Copy out all of the entries, keeping every word the same.

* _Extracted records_
================================

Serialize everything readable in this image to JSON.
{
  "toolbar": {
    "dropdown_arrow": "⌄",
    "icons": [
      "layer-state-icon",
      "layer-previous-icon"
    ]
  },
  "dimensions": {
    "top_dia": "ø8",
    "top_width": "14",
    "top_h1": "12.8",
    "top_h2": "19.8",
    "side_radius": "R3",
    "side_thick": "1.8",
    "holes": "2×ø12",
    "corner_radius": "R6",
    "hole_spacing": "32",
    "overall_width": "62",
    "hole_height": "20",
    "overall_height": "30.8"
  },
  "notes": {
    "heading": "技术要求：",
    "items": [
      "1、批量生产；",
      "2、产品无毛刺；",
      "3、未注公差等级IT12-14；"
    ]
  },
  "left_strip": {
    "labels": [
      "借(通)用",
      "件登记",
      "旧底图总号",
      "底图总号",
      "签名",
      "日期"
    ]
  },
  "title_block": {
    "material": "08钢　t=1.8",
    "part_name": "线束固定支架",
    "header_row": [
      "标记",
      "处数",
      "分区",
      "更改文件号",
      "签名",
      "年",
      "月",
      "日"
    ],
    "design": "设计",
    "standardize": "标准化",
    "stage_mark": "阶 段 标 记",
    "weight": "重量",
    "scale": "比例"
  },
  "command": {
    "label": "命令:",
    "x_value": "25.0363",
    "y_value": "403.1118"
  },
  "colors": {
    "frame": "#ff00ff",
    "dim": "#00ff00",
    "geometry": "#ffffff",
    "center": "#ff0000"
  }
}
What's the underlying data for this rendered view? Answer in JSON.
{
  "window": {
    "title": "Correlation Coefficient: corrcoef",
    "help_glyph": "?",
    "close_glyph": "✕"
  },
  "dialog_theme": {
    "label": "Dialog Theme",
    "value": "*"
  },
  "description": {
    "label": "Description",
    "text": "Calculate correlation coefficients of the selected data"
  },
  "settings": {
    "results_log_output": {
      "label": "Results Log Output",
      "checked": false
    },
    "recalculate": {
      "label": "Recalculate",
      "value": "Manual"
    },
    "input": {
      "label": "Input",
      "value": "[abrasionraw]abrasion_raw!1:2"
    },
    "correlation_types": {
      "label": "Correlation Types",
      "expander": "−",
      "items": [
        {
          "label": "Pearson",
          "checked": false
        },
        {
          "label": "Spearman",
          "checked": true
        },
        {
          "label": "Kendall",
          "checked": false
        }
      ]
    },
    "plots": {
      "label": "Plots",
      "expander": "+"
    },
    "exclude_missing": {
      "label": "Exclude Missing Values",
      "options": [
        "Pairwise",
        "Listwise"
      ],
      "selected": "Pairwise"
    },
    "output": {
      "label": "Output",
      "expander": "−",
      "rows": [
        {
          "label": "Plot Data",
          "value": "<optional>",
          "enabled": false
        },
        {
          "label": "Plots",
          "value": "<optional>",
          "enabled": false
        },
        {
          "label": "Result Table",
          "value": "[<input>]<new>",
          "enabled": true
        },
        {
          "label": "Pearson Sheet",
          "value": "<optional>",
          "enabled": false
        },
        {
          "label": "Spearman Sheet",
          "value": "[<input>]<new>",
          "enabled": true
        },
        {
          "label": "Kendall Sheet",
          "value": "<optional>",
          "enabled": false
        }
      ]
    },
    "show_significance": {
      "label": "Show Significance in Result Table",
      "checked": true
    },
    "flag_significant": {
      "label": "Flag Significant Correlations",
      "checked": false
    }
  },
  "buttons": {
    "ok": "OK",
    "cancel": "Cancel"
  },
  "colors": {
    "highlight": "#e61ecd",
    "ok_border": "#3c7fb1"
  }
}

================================

* _OUTPUT FOR THIS EXERCISE_
Serialize everything readable in this image to JSON.
{
  "toolbar": {
    "dropdown_arrow": "⌄",
    "icons": [
      "layer-state-icon",
      "layer-previous-icon"
    ]
  },
  "dimensions": {
    "top_dia": "ø8",
    "top_width": "14",
    "top_h1": "12.8",
    "top_h2": "19.8",
    "side_radius": "R3",
    "side_thick": "1.8",
    "holes": "2×ø12",
    "corner_radius": "R6",
    "hole_spacing": "32",
    "overall_width": "62",
    "hole_height": "20",
    "overall_height": "30.8"
  },
  "notes": {
    "heading": "技术要求：",
    "items": [
      "1、批量生产；",
      "2、产品无毛刺；",
      "3、未注公差等级IT12-14；"
    ]
  },
  "left_strip": {
    "labels": [
      "借(通)用",
      "件登记",
      "旧底图总号",
      "底图总号",
      "签名",
      "日期"
    ]
  },
  "title_block": {
    "material": "08钢　t=1.8",
    "part_name": "线束固定支架",
    "header_row": [
      "标记",
      "处数",
      "分区",
      "更改文件号",
      "签名",
      "年",
      "月",
      "日"
    ],
    "design": "设计",
    "standardize": "标准化",
    "stage_mark": "阶 段 标 记",
    "weight": "重量",
    "scale": "比例"
  },
  "command": {
    "label": "命令:",
    "x_value": "25.0363",
    "y_value": "403.1118"
  },
  "colors": {
    "frame": "#ff00ff",
    "dim": "#00ff00",
    "geometry": "#ffffff",
    "center": "#ff0000"
  }
}
What's the underlying data for this rendered view? Answer in JSON.
{
  "window": {
    "title": "Correlation Coefficient: corrcoef",
    "help_glyph": "?",
    "close_glyph": "✕"
  },
  "dialog_theme": {
    "label": "Dialog Theme",
    "value": "*"
  },
  "description": {
    "label": "Description",
    "text": "Calculate correlation coefficients of the selected data"
  },
  "settings": {
    "results_log_output": {
      "label": "Results Log Output",
      "checked": false
    },
    "recalculate": {
      "label": "Recalculate",
      "value": "Manual"
    },
    "input": {
      "label": "Input",
      "value": "[abrasionraw]abrasion_raw!1:2"
    },
    "correlation_types": {
      "label": "Correlation Types",
      "expander": "−",
      "items": [
        {
          "label": "Pearson",
          "checked": false
        },
        {
          "label": "Spearman",
          "checked": true
        },
        {
          "label": "Kendall",
          "checked": false
        }
      ]
    },
    "plots": {
      "label": "Plots",
      "expander": "+"
    },
    "exclude_missing": {
      "label": "Exclude Missing Values",
      "options": [
        "Pairwise",
        "Listwise"
      ],
      "selected": "Pairwise"
    },
    "output": {
      "label": "Output",
      "expander": "−",
      "rows": [
        {
          "label": "Plot Data",
          "value": "<optional>",
          "enabled": false
        },
        {
          "label": "Plots",
          "value": "<optional>",
          "enabled": false
        },
        {
          "label": "Result Table",
          "value": "[<input>]<new>",
          "enabled": true
        },
        {
          "label": "Pearson Sheet",
          "value": "<optional>",
          "enabled": false
        },
        {
          "label": "Spearman Sheet",
          "value": "[<input>]<new>",
          "enabled": true
        },
        {
          "label": "Kendall Sheet",
          "value": "<optional>",
          "enabled": false
        }
      ]
    },
    "show_significance": {
      "label": "Show Significance in Result Table",
      "checked": true
    },
    "flag_significant": {
      "label": "Flag Significant Correlations",
      "checked": false
    }
  },
  "buttons": {
    "ok": "OK",
    "cancel": "Cancel"
  },
  "colors": {
    "highlight": "#e61ecd",
    "ok_border": "#3c7fb1"
  }
}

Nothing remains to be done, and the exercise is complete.